Excerpts from a dataset:
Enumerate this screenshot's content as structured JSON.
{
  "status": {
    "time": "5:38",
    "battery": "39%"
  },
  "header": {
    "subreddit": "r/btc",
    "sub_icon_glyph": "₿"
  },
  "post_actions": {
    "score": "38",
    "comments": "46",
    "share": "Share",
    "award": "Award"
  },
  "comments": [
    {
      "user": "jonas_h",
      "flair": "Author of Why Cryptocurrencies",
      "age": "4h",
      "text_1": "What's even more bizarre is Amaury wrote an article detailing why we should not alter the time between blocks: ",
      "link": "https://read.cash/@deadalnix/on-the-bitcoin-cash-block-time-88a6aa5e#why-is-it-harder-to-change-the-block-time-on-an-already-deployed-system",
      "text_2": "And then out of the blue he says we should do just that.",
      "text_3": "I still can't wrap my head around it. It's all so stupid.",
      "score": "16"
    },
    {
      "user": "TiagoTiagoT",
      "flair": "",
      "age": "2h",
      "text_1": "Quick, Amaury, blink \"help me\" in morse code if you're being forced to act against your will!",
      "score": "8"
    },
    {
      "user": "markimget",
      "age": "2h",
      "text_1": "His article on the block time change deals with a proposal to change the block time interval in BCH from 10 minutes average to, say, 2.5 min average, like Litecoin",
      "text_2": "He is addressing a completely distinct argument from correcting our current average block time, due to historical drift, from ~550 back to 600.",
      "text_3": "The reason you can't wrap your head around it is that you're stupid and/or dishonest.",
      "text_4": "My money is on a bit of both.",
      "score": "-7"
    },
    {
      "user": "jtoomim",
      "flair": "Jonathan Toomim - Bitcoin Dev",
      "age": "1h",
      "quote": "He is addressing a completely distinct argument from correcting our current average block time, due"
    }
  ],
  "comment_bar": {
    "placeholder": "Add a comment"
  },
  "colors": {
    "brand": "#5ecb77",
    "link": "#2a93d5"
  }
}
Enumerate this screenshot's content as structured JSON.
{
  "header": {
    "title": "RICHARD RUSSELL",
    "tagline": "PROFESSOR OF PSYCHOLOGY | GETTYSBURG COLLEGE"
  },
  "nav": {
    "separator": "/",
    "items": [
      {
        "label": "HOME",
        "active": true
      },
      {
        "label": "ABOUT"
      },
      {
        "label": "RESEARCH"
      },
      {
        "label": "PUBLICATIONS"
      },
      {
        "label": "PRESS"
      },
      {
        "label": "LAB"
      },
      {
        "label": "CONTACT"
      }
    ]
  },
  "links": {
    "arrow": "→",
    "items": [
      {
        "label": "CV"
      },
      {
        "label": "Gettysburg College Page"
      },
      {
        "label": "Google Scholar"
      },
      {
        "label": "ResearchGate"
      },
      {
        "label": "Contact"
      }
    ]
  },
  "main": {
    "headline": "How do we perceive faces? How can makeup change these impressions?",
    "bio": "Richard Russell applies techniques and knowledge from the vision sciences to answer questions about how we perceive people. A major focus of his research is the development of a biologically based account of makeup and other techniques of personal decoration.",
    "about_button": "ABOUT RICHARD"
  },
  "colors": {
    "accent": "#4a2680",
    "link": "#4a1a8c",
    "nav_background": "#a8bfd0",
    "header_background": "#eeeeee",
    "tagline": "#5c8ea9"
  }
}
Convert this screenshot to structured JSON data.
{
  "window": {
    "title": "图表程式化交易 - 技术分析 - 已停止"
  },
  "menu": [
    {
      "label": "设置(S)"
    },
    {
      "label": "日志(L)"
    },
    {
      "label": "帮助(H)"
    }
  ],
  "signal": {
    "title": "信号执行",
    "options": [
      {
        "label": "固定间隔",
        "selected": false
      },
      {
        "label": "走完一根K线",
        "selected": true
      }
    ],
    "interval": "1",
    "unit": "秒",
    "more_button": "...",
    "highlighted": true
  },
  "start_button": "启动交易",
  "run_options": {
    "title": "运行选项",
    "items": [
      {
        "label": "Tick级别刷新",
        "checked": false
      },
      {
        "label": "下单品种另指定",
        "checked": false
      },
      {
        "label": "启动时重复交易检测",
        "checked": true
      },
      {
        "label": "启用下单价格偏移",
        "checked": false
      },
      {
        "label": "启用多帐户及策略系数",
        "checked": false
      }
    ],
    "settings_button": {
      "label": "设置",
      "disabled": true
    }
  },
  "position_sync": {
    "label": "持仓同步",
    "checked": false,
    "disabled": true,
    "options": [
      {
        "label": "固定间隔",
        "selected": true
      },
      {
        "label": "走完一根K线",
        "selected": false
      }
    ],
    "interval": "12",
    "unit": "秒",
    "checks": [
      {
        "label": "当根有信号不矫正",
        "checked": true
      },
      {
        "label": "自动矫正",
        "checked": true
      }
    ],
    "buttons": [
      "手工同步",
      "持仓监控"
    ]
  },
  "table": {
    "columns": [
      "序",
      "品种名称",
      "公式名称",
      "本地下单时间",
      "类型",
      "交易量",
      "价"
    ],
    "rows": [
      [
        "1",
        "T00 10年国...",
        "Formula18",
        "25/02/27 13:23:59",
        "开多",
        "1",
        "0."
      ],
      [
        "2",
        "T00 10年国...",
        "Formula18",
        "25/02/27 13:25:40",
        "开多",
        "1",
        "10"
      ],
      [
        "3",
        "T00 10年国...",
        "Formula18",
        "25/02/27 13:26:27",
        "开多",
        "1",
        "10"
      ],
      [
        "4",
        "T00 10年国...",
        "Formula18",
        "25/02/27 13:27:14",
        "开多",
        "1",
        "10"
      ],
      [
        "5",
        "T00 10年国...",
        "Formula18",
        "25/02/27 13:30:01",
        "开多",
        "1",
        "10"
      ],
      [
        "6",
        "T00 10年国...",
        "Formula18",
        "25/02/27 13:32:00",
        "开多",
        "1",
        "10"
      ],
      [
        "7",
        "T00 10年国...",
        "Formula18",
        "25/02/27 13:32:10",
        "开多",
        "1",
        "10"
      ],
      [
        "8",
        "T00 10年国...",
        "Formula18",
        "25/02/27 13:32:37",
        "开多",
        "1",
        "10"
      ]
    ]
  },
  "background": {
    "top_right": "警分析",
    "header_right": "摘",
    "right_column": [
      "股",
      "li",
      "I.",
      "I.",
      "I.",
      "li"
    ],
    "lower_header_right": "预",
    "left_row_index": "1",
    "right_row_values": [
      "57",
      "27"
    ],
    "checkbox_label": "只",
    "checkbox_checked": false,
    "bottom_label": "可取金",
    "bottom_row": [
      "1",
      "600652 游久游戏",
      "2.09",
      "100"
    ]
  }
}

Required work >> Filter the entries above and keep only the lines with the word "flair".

Written answer >>
      "flair": "Author of Why Cryptocurrencies",
      "flair": "",
      "flair": "Jonathan Toomim - Bitcoin Dev",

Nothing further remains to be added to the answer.